The Berlin film festival prepared for awards night Saturday with a gripping Chinese epic and an adventurous Israeli drama leading the favourites, as the industry mourned the death of beloved Swiss actor Bruno Ganz.
A jury led by French Oscar winner Juliette Binoche will select among 16 contenders for the Golden and Silver Bear top prizes at the 69th Berlinale, Europe's first major cinema showcase of the year.
But the event was overshadowed by the death of Ganz, 77, who starred in iconic German films such as "Downfall" in which he played Adolf Hitler and Wim Wenders's "Wings of Desire" set in divided Berlin.
Berlinale director Dieter Kosslick called him "one of the greatest and most versatile actors", who made "international film history.
"Now he is truly in the heavens above Berlin," he said in a play on the Wenders film's German title, "Der Himmel ueber Berlin".
During the last edition led by Kosslick after 18 years at the helm, Chinese filmmaker Wang Xiaoshuai moved audiences to tears with "So Long, My Son".
Clocking in at three hours, it is a sweeping allegorical drama about two families whose fates become intricately intertwined across 30 years of dramatic change in their country.
"The story itself can be read as a scathing critique of the country's one-child policy, recently scrapped. There are also powerful scenes illustrating the painful fallout from China's manic lurch towards capitalism in the 1980s and early 1990s," the South China Morning Post said.

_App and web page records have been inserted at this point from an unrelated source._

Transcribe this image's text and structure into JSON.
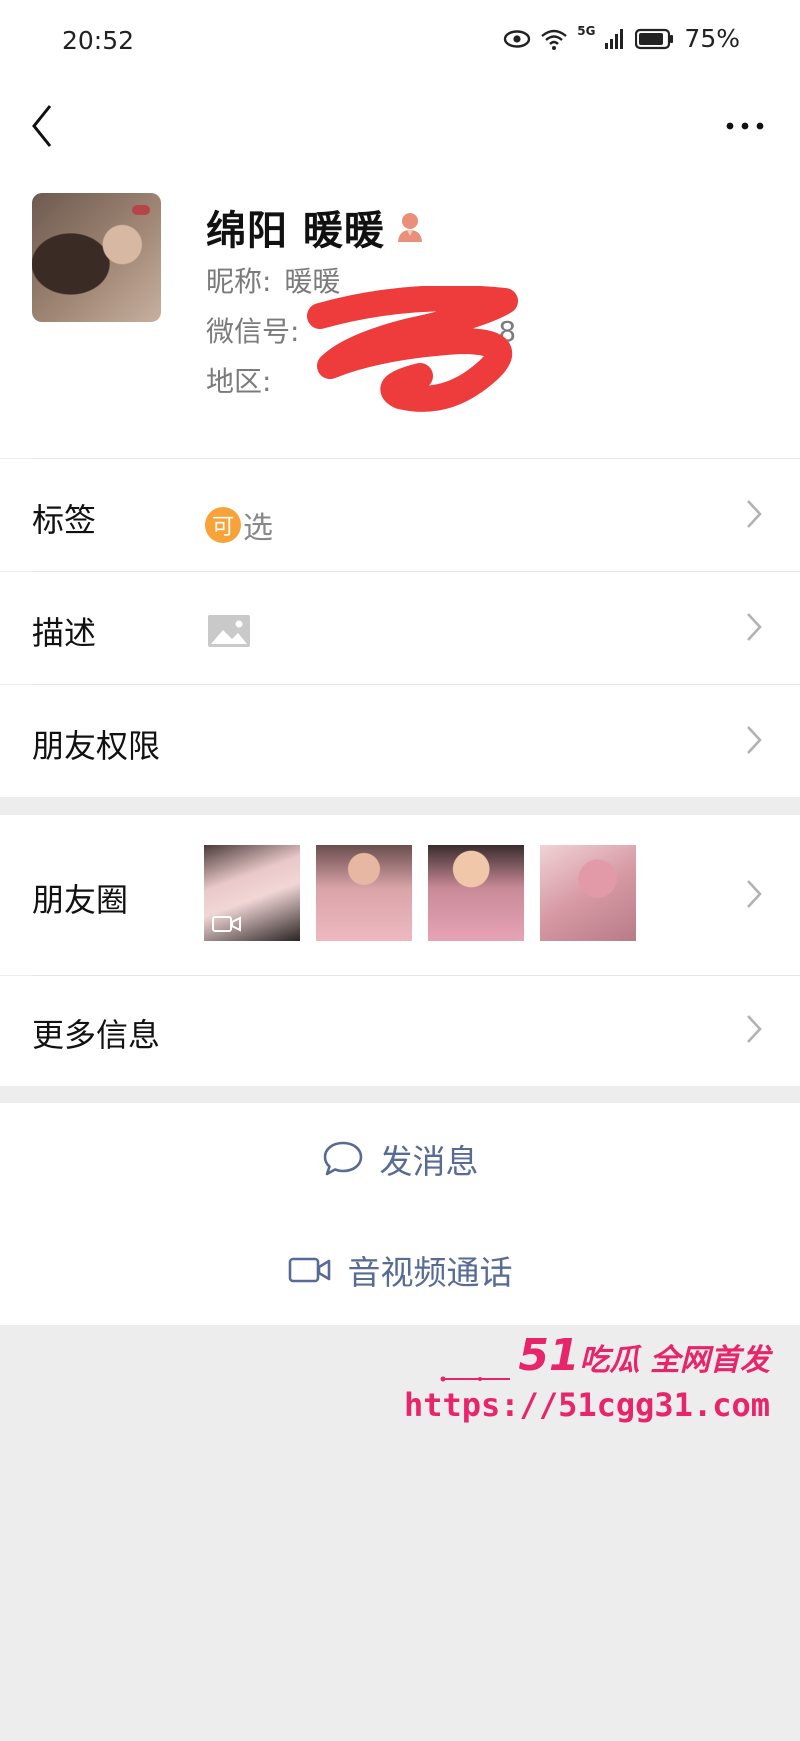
{
  "status_bar": {
    "time": "20:52",
    "network": "5G",
    "battery": "75%"
  },
  "profile": {
    "name": "绵阳 暖暖",
    "nickname_label": "昵称:",
    "nickname": "暖暖",
    "wechat_id_label": "微信号:",
    "wechat_id_visible": "8",
    "region_label": "地区:",
    "region_visible": "",
    "gender_icon": "female-icon"
  },
  "rows": {
    "tags_label": "标签",
    "tags_badge": "可",
    "tags_value": "选",
    "description_label": "描述",
    "permissions_label": "朋友权限",
    "moments_label": "朋友圈",
    "more_info_label": "更多信息"
  },
  "actions": {
    "message": "发消息",
    "call": "音视频通话"
  },
  "watermark": {
    "brand_number": "51",
    "brand_text": "吃瓜 全网首发",
    "url": "https://51cgg31.com"
  },
  "colors": {
    "accent_link": "#576b95",
    "tag_badge": "#f7a339",
    "watermark": "#e8246b",
    "background": "#ededed"
  }
}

"But they never distract from Wang's goal, which is to show how ordinary people grapple with grief and moral dilemmas."
Another Chinese entry, "One Second" by veteran Zhang Yimou, was pulled from the race during the festival reportedly due to official censorship.

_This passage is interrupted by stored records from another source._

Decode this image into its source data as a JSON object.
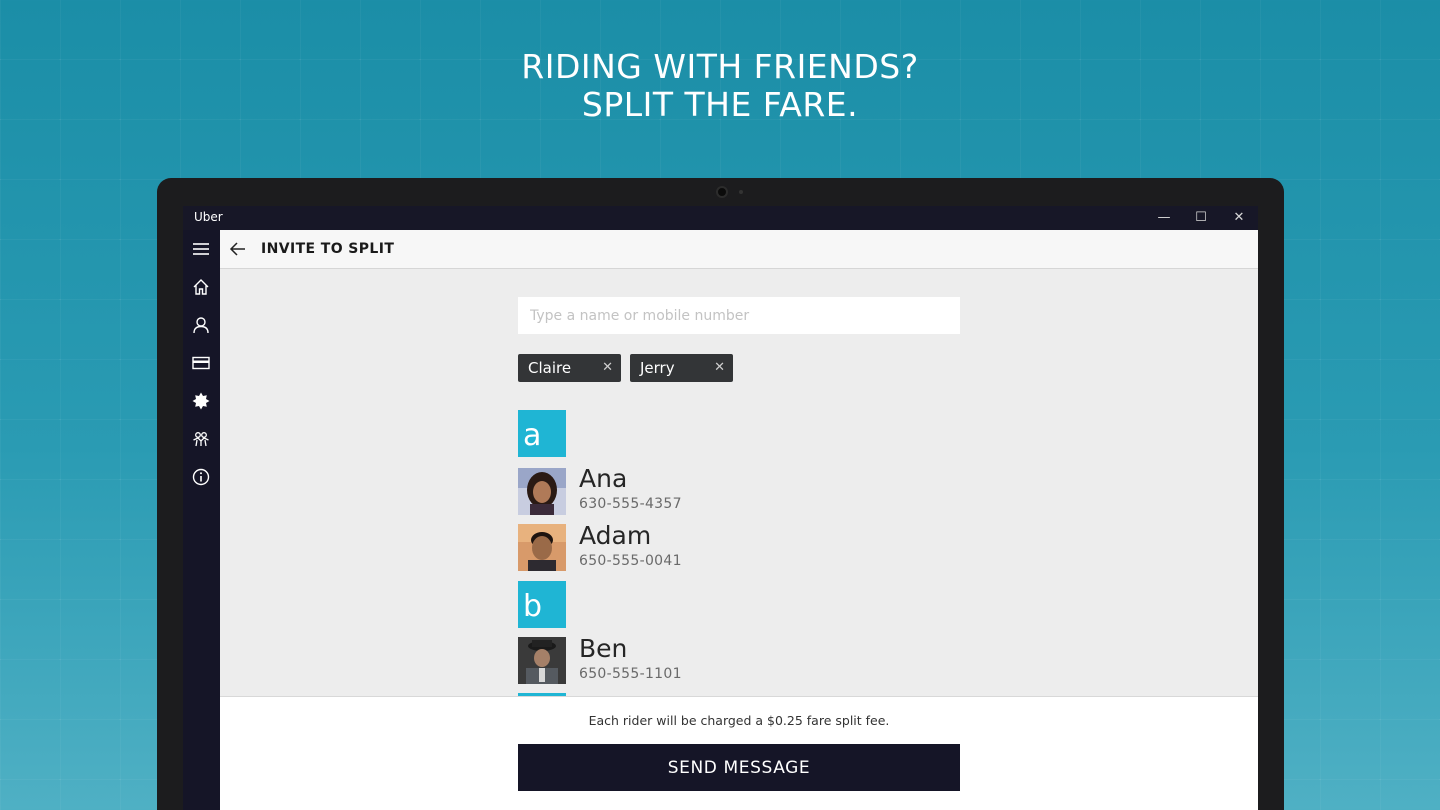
{
  "promo": {
    "line1": "RIDING WITH FRIENDS?",
    "line2": "SPLIT THE FARE."
  },
  "window": {
    "app_title": "Uber",
    "minimize": "—",
    "maximize": "☐",
    "close": "✕"
  },
  "sidebar": {
    "items": [
      {
        "icon": "menu-icon"
      },
      {
        "icon": "home-icon"
      },
      {
        "icon": "profile-icon"
      },
      {
        "icon": "payment-icon"
      },
      {
        "icon": "promotions-icon"
      },
      {
        "icon": "free-rides-icon"
      },
      {
        "icon": "about-icon"
      }
    ]
  },
  "header": {
    "title": "INVITE TO SPLIT"
  },
  "search": {
    "placeholder": "Type a name or mobile number",
    "value": ""
  },
  "selected": [
    {
      "name": "Claire",
      "remove": "✕"
    },
    {
      "name": "Jerry",
      "remove": "✕"
    }
  ],
  "groups": [
    {
      "letter": "a",
      "contacts": [
        {
          "name": "Ana",
          "phone": "630-555-4357"
        },
        {
          "name": "Adam",
          "phone": "650-555-0041"
        }
      ]
    },
    {
      "letter": "b",
      "contacts": [
        {
          "name": "Ben",
          "phone": "650-555-1101"
        }
      ]
    }
  ],
  "footer": {
    "note": "Each rider will be charged a $0.25 fare split fee.",
    "button": "SEND MESSAGE"
  },
  "colors": {
    "accent": "#1fb5d4",
    "dark": "#151527",
    "chip": "#333537"
  }
}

Wang's picture faces strong competition from "Synonyms" by Nadav Lapid. The absurdist, broadly autobiographical movie tells the story of an Israeli who moves to Paris to flee the fraught political situation in his own country.
The picture is centred around "newcomer Tom Mercier, who delivers a raw, disconcerting and altogether unpredictable turn that recalls the work of a young Tom Hardy (this includes his ability to act without any clothes on)," the Hollywood Reporter wrote.
- 'Vivid feminist satire' -
In a year in which a record seven contenders were women, North Macedonian director Teona Strugar Mitevska's "God Exists, Her Name is Petrunya" proved to be a crowdpleaser.
It is based on the true story of a woman who spontaneously joins a male-only religious ritual: a river dive to retrieve a wooden cross. Britain's Sight and Sound called it a "vivid feminist satire".
Cinema-goers also embraced "Ondog", a droll take on love and women's freedom set on the Mongolian plains by Chinese director Wang Quan'an, who clinched Berlin's Golden Bear in 2007 for "Tuya's Marriage".
Acclaimed French director Francois Ozon presented a wrenching drama based on real-life victims of sexual abuse in the Catholic Church, "By the Grace of God".
The heroic portrayal of the men who stood up against their silencing won many admirers, with a 100 percent "fresh rating" on Rotten Tomatoes, which aggregates reviews from critics.
Canadian filmmaker Denis Cote's "Ghost Town Anthology" about a small community wracked by grief and German director Angela Schanelec's "I Was At Home, But" on the return of a prodigal teenager both won points for audacious breaks with traditional storytelling.
- 'Potential career killer' -
However the competition was marked by major disappointments from some of Europe's most popular movie makers.
German-Turkish director Fatih Akin repelled audiences with "The Golden Glove", a blood-soaked splatter movie that critics said exploited the real-life female victims.
Indiewire slammed it as "one of the most vile serial killer movies ever made, and a potential career-killer for Fatih Akin".
Poland's Agnieszka Holland, who has had a career renaissance directing episodes of "House of Cards" and "The Wire", divided crowds with "Mr Jones" about a Welsh journalist who uncovered Stalin's man-made famine in Ukraine.
And the festival opener, Lone Scherfig's "The Kindness of Strangers", drew howls of derision, with London's Guardian calling it "a terrible idea, badly executed".
Last year, Romania's Adina Pintilie won the Golden Bear for her innovative sex docudrama, "Touch Me Not".